### Saved data entries
====================
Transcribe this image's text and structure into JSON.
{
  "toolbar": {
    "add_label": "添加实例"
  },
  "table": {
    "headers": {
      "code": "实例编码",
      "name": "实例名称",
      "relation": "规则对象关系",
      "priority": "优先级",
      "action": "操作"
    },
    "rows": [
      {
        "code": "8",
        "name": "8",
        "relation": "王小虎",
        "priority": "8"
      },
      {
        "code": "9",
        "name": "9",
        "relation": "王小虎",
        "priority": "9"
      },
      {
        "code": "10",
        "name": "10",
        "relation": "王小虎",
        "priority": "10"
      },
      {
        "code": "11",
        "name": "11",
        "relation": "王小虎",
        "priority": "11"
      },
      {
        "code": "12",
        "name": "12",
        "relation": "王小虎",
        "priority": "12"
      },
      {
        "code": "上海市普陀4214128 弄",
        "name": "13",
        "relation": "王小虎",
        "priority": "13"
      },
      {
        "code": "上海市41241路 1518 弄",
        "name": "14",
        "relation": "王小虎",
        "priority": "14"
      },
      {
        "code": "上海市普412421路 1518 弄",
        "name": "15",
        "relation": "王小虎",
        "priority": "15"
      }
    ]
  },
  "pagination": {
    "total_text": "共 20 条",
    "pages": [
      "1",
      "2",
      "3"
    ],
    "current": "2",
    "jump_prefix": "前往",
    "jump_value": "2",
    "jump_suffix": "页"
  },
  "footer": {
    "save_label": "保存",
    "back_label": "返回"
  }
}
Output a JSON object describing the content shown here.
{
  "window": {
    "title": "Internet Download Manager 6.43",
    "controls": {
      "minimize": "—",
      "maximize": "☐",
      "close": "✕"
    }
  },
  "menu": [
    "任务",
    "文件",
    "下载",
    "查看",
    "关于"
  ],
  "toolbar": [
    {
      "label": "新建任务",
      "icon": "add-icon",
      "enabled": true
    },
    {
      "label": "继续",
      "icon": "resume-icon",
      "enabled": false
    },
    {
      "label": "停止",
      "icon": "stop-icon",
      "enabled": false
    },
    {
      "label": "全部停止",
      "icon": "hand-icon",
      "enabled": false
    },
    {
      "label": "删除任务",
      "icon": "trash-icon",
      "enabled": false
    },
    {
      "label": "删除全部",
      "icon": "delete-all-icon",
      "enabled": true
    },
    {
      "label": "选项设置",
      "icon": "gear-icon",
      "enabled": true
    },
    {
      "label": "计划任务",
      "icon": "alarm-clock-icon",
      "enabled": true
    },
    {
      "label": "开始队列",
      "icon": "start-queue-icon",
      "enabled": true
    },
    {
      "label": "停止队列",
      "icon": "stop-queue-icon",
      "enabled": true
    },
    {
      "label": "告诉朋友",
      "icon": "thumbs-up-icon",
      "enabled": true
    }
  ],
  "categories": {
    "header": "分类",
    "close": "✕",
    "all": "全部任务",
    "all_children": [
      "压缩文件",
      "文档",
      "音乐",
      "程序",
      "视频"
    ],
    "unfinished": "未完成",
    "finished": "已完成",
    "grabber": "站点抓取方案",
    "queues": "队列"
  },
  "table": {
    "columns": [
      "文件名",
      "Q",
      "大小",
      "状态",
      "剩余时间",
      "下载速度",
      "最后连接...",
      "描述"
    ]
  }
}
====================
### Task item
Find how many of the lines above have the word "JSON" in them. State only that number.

### Solution to this task
2